To prepare the report, ECLJ spoke with several associations from France, Belgium, the United Kingdom, and Austria that are involved in supporting those leaving Islam and evangelizing Muslims. In addition, extensive interviews were conducted with more than 20 former Muslims.

Even though sharia law is not officially in practice, it may still be executed “if a local Muslim community is sufficiently large and radicalized.” Leaving Islam for another religion represents apostasy, which is “violently condemned” in the Koran and hadiths, the main source for moral doctrines in Islam. These texts justify the “physical and moral persecution of converts,” according to the ECLJ report.

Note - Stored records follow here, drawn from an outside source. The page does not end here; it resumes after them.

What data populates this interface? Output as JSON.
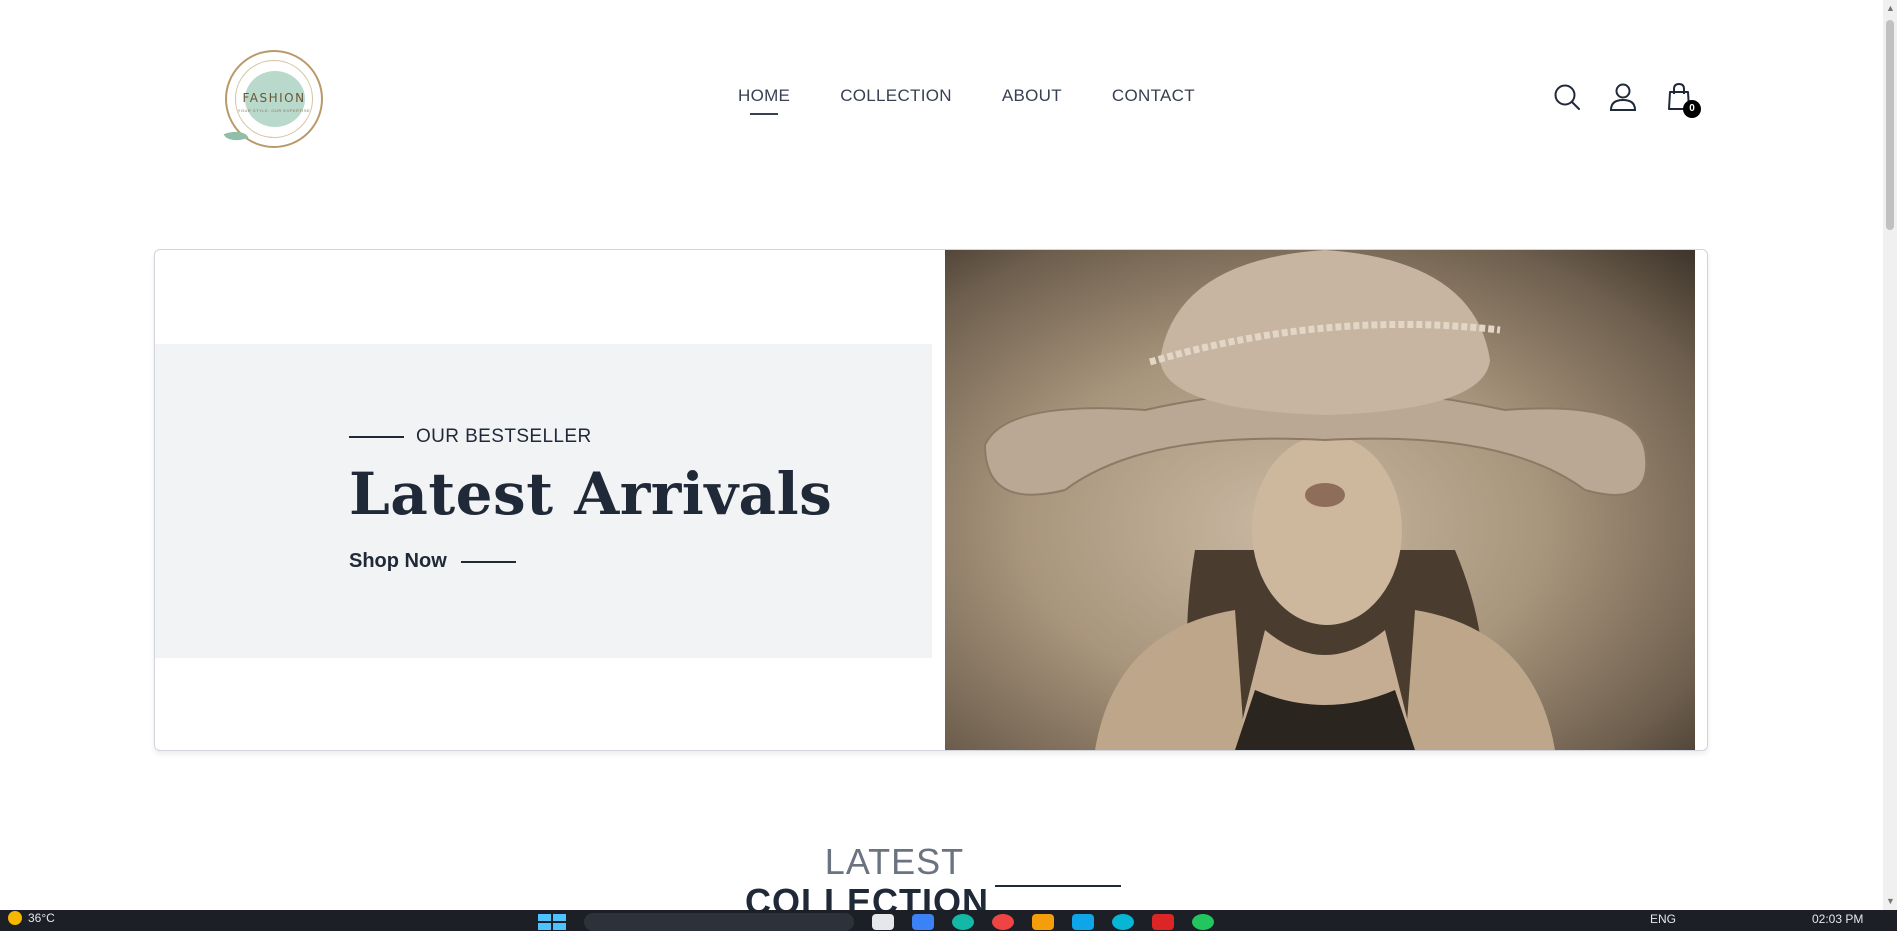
{
  "logo": {
    "word": "FASHION",
    "tagline": "YOUR STYLE, OUR EXPERTISE"
  },
  "nav": {
    "items": [
      "HOME",
      "COLLECTION",
      "ABOUT",
      "CONTACT"
    ],
    "active": "HOME"
  },
  "header_icons": {
    "search": "search-icon",
    "profile": "user-icon",
    "cart": "shopping-bag-icon",
    "cart_count": "0"
  },
  "hero": {
    "eyebrow": "OUR BESTSELLER",
    "title": "Latest Arrivals",
    "cta": "Shop Now",
    "image": "woman-in-wide-brim-hat-photo"
  },
  "section": {
    "title_line1": "LATEST",
    "title_line2": "COLLECTION"
  },
  "taskbar": {
    "weather": "36°C",
    "lang": "ENG",
    "time": "02:03 PM"
  },
  "colors": {
    "text_dark": "#1f2937",
    "hero_panel": "#f2f3f5",
    "logo_mint": "#b8d9cc",
    "logo_gold": "#b89a6a"
  }
}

The parents of a convert also face pressure to expel their child since they “may also be persecuted if they tolerate their children’s conversions, since as educators they are deemed responsible for their ‘betrayal.'”

All converts who spoke with ECLJ experienced at least contempt and verbal aggression as well as threats and intimidation and rejection by their families. But the persecution for some was more severe.

Young women face worse persecution as they bring dishonor to their families in the eyes of devout Muslims. They may be raped, forced to marry a “devout Muslim” or kept in confinement until they return to Islam, according to the report.

Moreover, the report documents a former Salafist Muslim who converted to Christianity and confirmed the existence of “actual ambushes.” “Several Muslims from the local community, with or without family members, wait for the convert in the street and beat them, sometimes to death, usually with their fists, iron bars, or knives.”

Most converts that were interviewed by ECLJ say that they live alone, isolated from their family and Muslim friends. They still fear persecution, though, including murder, by Islamists such as the Salafists or the Muslim Brotherhood.

The testimony of Sabita James, a woman of Pakistani origin living in Austria, shows what Christian who choose to follow the gospel of Jesus Christ face. ECLJ quotes a statement from her book in the report:

My head was clearly telling me, ‘Sabatina, your parents are already angry that you don’t want to marry Salman. How will they react if you renounce Islam? How will you live without your family? I shuddered at the thought of losing them, and I knew that if I turned to Jesus, all ties to my family would be cut.

Furthermore, the ECLJ document addressed the problem of Muslim migrants attacking Christians and Christian churches. “It is an increasingly common public security challenge in Europe that Muslim immigrants loot/damage Christian churches in the name of Islam,” the report states, citing a report from Budapest about Christian persecution in Europe.

ECLJ mentions an incident in Nanterre, a suburb of Paris, that occurred on December 8, 2021, during the celebration of the feast on the Immaculate Conception. During a Catholic procession, Muslims started insulting the participants: “This is not a cathedral… you are kuffars [unbelievers], miscreants… get out, you don’t belong here.” The tensions rose and a group of Muslims threatened the Catholics by saying: “Wallah [I swear] on the Koran, I’ll cut your throat.”

Furthermore, the report found that in all European countries, particularly in Germany, organizations that deal with the persecution of Christians on other continents usually are “little or not at all concerned with persecuted Christians in Europe.”

“It is certain that the situation for an ex-Muslim who became a Christian is much more difficult in Pakistan or Nigeria,” the document continued. “Yet, the situation is becoming really worrying in Europe and awareness has to be raised in the world of associations for the defence of Christians.”

The ECLJ concluded its report by calling for “public inquiries by the Ministries of the Interior” in order to “shed light on these converts and to obtain more accurate statistics in order to better understand this phenomenon in France and in Europe.”